# Exercise brief
Scan the records for the word "tick". Return each line where it is found.

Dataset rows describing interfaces
◇ ◇ ◇ ◇ ◇ ◇ ◇
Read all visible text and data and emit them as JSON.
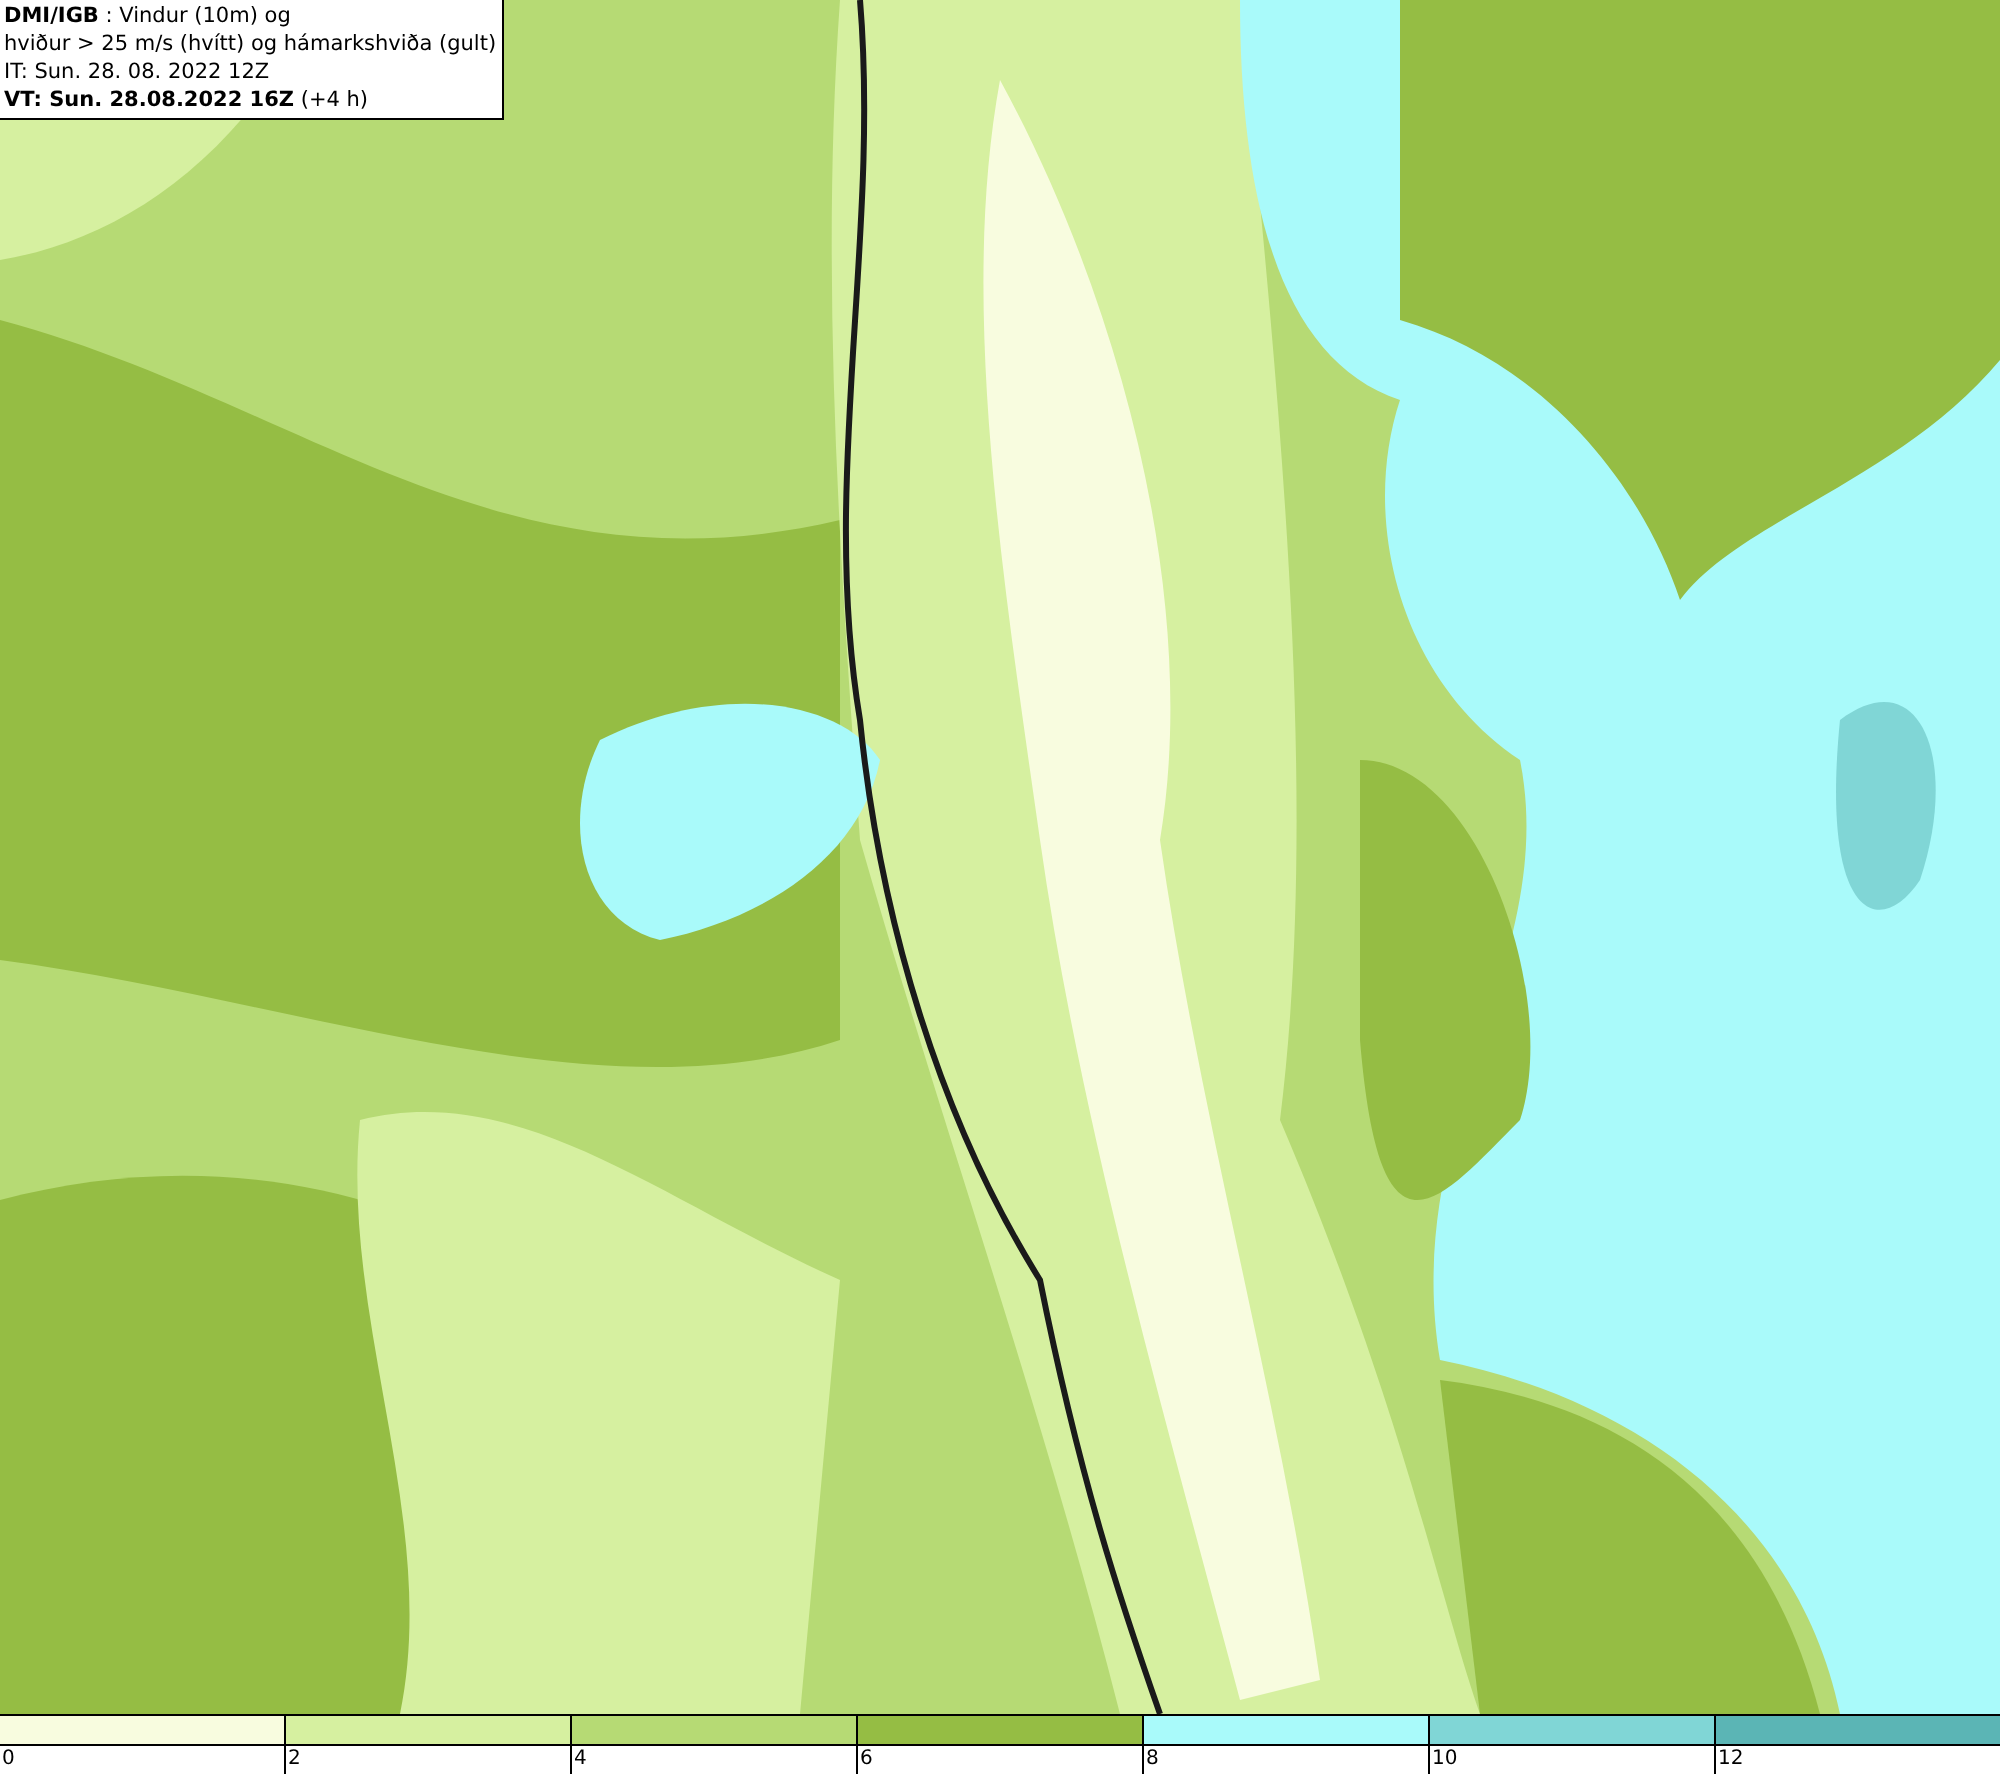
{
  "legend": {
    "lines": [
      "**DMI/IGB** : Vindur (10m) og",
      "hviður > 25 m/s (hvítt) og hámarkshviða (gult)",
      "IT: Sun. 28. 08. 2022 12Z",
      "**VT: Sun. 28.08.2022 16Z** (+4 h)"
    ]
  },
  "colorbar": {
    "segments": [
      {
        "color": "#f8fcdf",
        "tick": "0"
      },
      {
        "color": "#d6f0a0",
        "tick": "2"
      },
      {
        "color": "#b6da74",
        "tick": "4"
      },
      {
        "color": "#95bd44",
        "tick": "6"
      },
      {
        "color": "#a9fafa",
        "tick": "8"
      },
      {
        "color": "#80d6d6",
        "tick": "10"
      },
      {
        "color": "#5bb5b5",
        "tick": "12"
      }
    ]
  }
}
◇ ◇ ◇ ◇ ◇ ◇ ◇
# Completed task
        "tick": "0"
        "tick": "2"
        "tick": "4"
        "tick": "6"
        "tick": "8"
        "tick": "10"
        "tick": "12"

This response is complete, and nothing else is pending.